Directions for this task |
Word for word, copy the lines beginning at the one with "What's the underlying" and ending at the last line below; pictures stay out.

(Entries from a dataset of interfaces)

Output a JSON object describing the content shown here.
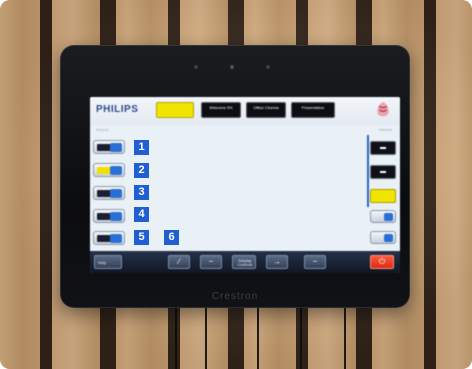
{
  "panel": {
    "brand": "PHILIPS",
    "device_brand": "Crestron",
    "top_buttons": [
      {
        "label": "",
        "active": true
      },
      {
        "label": "Welcome RX",
        "active": false
      },
      {
        "label": "Office Cinema",
        "active": false
      },
      {
        "label": "Presentation",
        "active": false
      }
    ],
    "left_caption": "Source",
    "right_caption": "Volume",
    "source_buttons": [
      {
        "number": "1",
        "style": "dark"
      },
      {
        "number": "2",
        "style": "yellow"
      },
      {
        "number": "3",
        "style": "dark"
      },
      {
        "number": "4",
        "style": "dark"
      },
      {
        "number": "5",
        "style": "dark"
      }
    ],
    "extra_badge": "6",
    "bottom_bar": {
      "left_label": "Help",
      "center_label": "Display Controls"
    }
  },
  "colors": {
    "badge_blue": "#1f5fd1",
    "highlight_yellow": "#f1e400",
    "power_red": "#e8341a",
    "brand_blue": "#2f4b8c"
  },
  "icons": {
    "power": "power-icon",
    "brand_mark": "philips-shield-icon",
    "volume_up": "volume-up-icon",
    "volume_down": "volume-down-icon"
  }
}
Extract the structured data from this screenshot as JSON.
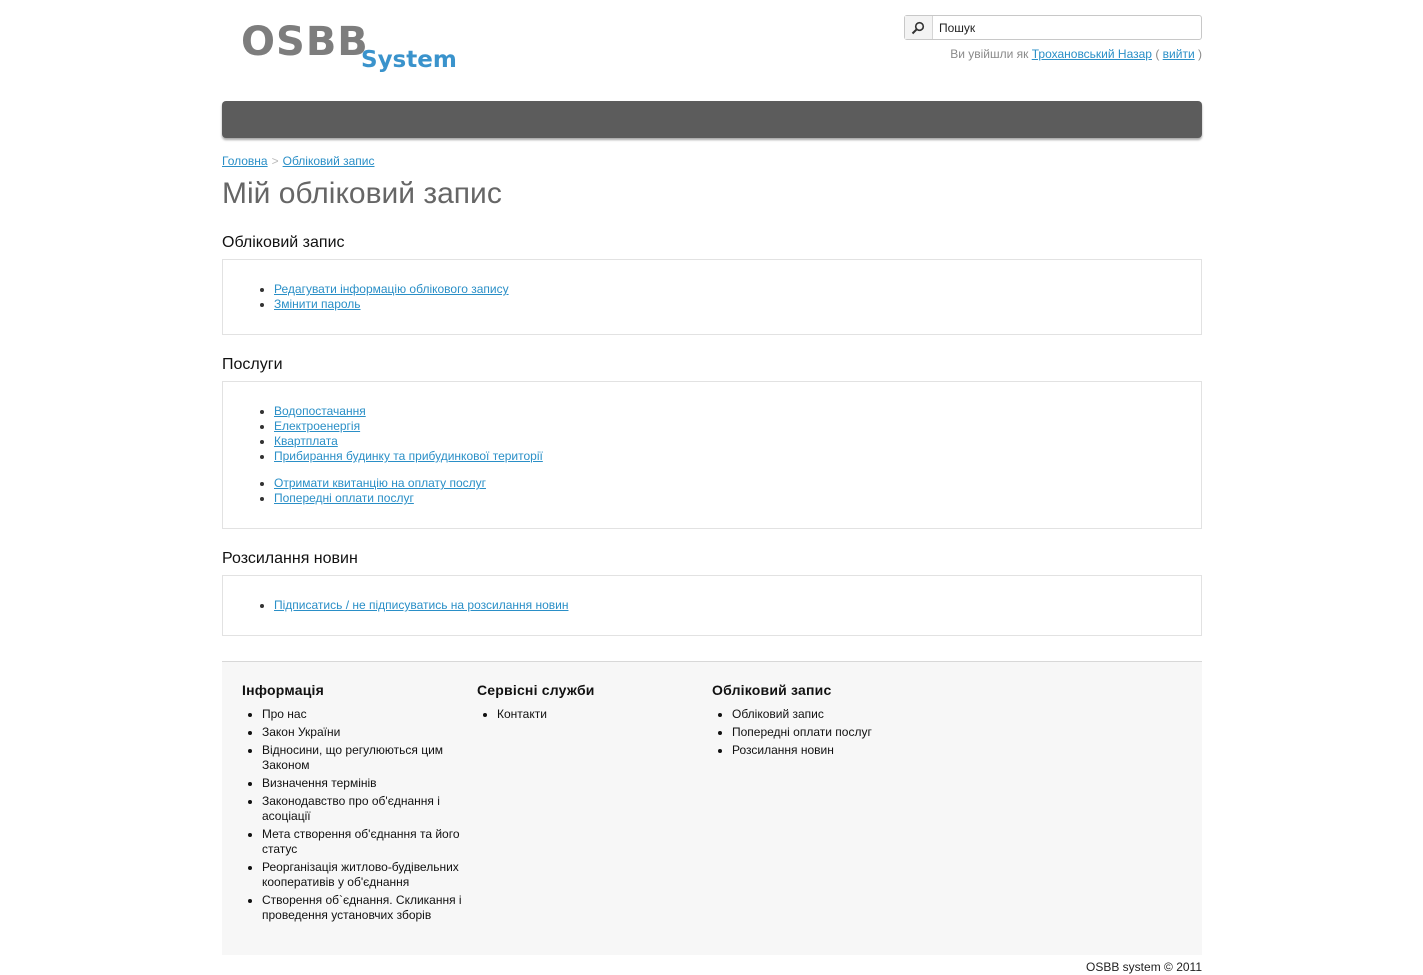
{
  "logo": {
    "part1": "OSBB",
    "part2": "System"
  },
  "search": {
    "placeholder": "Пошук"
  },
  "login": {
    "prefix": "Ви увійшли як",
    "user_name": "Трохановський Назар",
    "open_paren": "(",
    "logout_label": "вийти",
    "close_paren": ")"
  },
  "breadcrumb": {
    "home": "Головна",
    "separator": ">",
    "current": "Обліковий запис"
  },
  "page_title": "Мій обліковий запис",
  "sections": {
    "account": {
      "title": "Обліковий запис",
      "links": [
        "Редагувати інформацію облікового запису",
        "Змінити пароль"
      ]
    },
    "services": {
      "title": "Послуги",
      "links": [
        "Водопостачання",
        "Електроенергія",
        "Квартплата",
        "Прибирання будинку та прибудинкової території"
      ],
      "links2": [
        "Отримати квитанцію на оплату послуг",
        "Попередні оплати послуг"
      ]
    },
    "newsletter": {
      "title": "Розсилання новин",
      "links": [
        "Підписатись / не підписуватись на розсилання новин"
      ]
    }
  },
  "footer": {
    "info": {
      "title": "Інформація",
      "items": [
        "Про нас",
        "Закон України",
        "Відносини, що регулюються цим Законом",
        "Визначення термінів",
        "Законодавство про об'єднання і асоціації",
        "Мета створення об'єднання та його статус",
        "Реорганізація житлово-будівельних кооперативів у об'єднання",
        "Створення об`єднання. Скликання і проведення установчих зборів"
      ]
    },
    "services": {
      "title": "Сервісні служби",
      "items": [
        "Контакти"
      ]
    },
    "account": {
      "title": "Обліковий запис",
      "items": [
        "Обліковий запис",
        "Попередні оплати послуг",
        "Розсилання новин"
      ]
    },
    "copyright": "OSBB system © 2011"
  }
}
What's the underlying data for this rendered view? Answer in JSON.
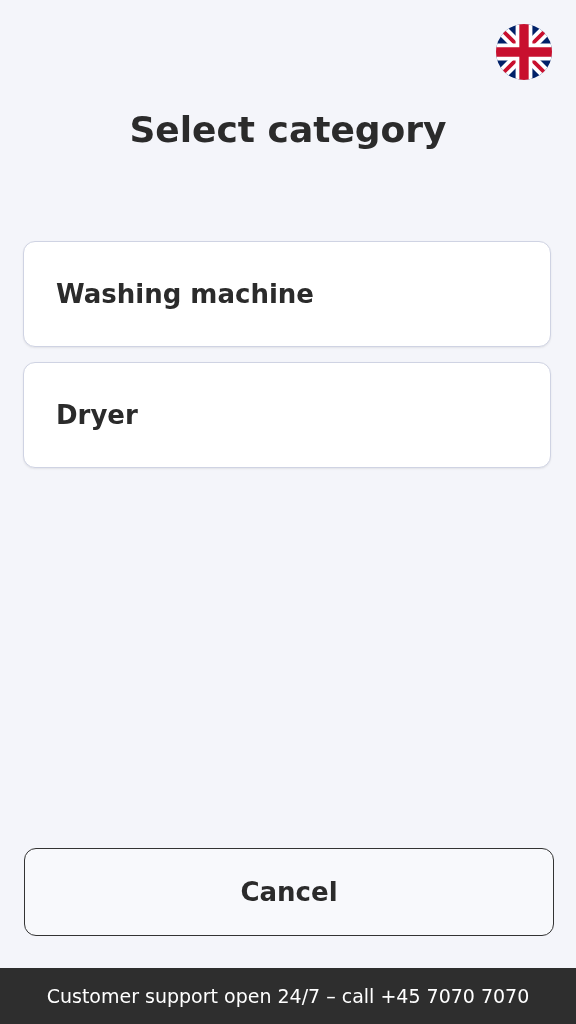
{
  "title": "Select category",
  "categories": [
    {
      "label": "Washing machine"
    },
    {
      "label": "Dryer"
    }
  ],
  "cancel_button": "Cancel",
  "footer": "Customer support open 24/7 – call +45 7070 7070"
}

Answer section |
What's the underlying data for this rendered view? Answer in JSON.
{
  "title": "Select category",
  "categories": [
    {
      "label": "Washing machine"
    },
    {
      "label": "Dryer"
    }
  ],
  "cancel_button": "Cancel",
  "footer": "Customer support open 24/7 – call +45 7070 7070"
}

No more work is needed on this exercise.